British and Irish Butterfly Rarities cover

Lepidoptera Publications

Peter Eeles

Pisces Publications


ISBN: 9781913994105

Reviewed by Richard Harrington

This is a companion volume to Peter Eeles’ wonderful Life Cycles of British and Irish Butterflies and is another beautifully produced triumph. You might think that the first book would feature the most species, but you’d be wrong. There are 59 recognised British and Irish butterflies at present, but Peter documents a further 62 of which feature on the British Isles checklist or its appendix but are not regarded as resident. Mind you, if Peter’s predictions are correct, the number of established species is set to rise. Twenty-three of these 62 are in the main checklist and regarded as ‘rarities’, some being migrants which likely arrive deliberately, some being vagrants which are off course, some being extinct. A further 29 species live too far away to have flown and might have arrived as immatures with imported foods, for example. The remaining ten species are regarded as ‘questionable’ and probably the result of erroneous records. Likely deliberate introductions and escapes from captivity are not included.

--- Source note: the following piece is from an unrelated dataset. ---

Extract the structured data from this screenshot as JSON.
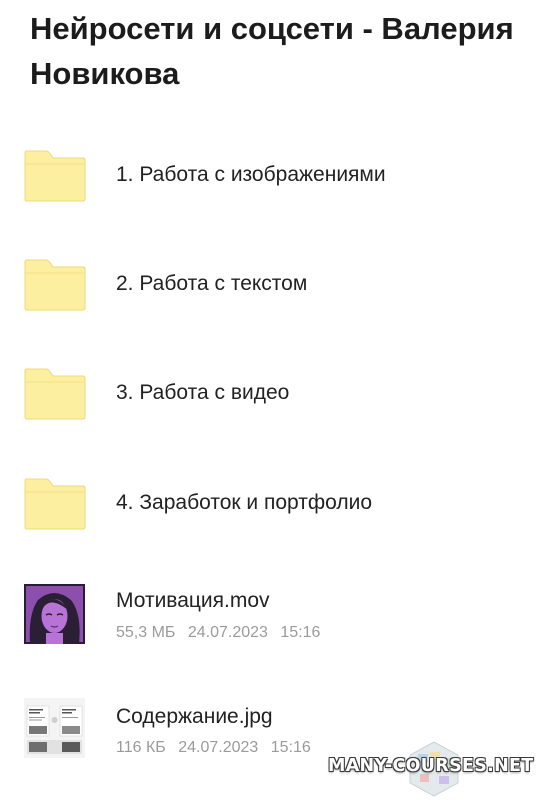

For each of the 23 ‘rarities’, Peter provides an introductory paragraph, often describing the origin of its Latin or vernacular name. There are then sections on its distribution, habitat, conservation status, life cycle and a fascinating summary of sightings. Finally, there is an analysis of where it might have come from and whether it might become resident. For the other species, there is a brief account of sightings, where they come from and how they might have got here or, in the case of final ten, why they probably didn’t. Each species is illustrated with Peter’s magnificent photographs, and a few from other people.

The first species described is the Apollo (Parnassius apollo). This is my personal favourite butterfly as it reminds me of happy times in the Swiss Alps and the sheer joy of stumbling across it. It came as a big surprise to learn that it has turned up over here on 20 occasions at locations from the far south of England to the far north of Scotland. Many other species are equally surprising and come with fascinating narratives. The Royal Entomological Society gets a mention in the section on the Black-veined White (Aporia crataegi), an especially fascinating case, as it used to be common in the British Isles and nobody fully understands why it went extinct and has failed to re-establish. At an 1884 meeting of the then Entomological Society of London, J. Jenner Weir expressed his concerns about this butterfly and the decline of butterflies everywhere, perhaps one of the earliest recorded instances of worries over insect declines.

The amount of research that must have gone into this book is truly phenomenal. It is as complete and authoritative an account as you could ever have of those rarities that every British butterfly enthusiast dreams of finding on our shores, and every butterfly ecologist and evolutionist wants to understand better.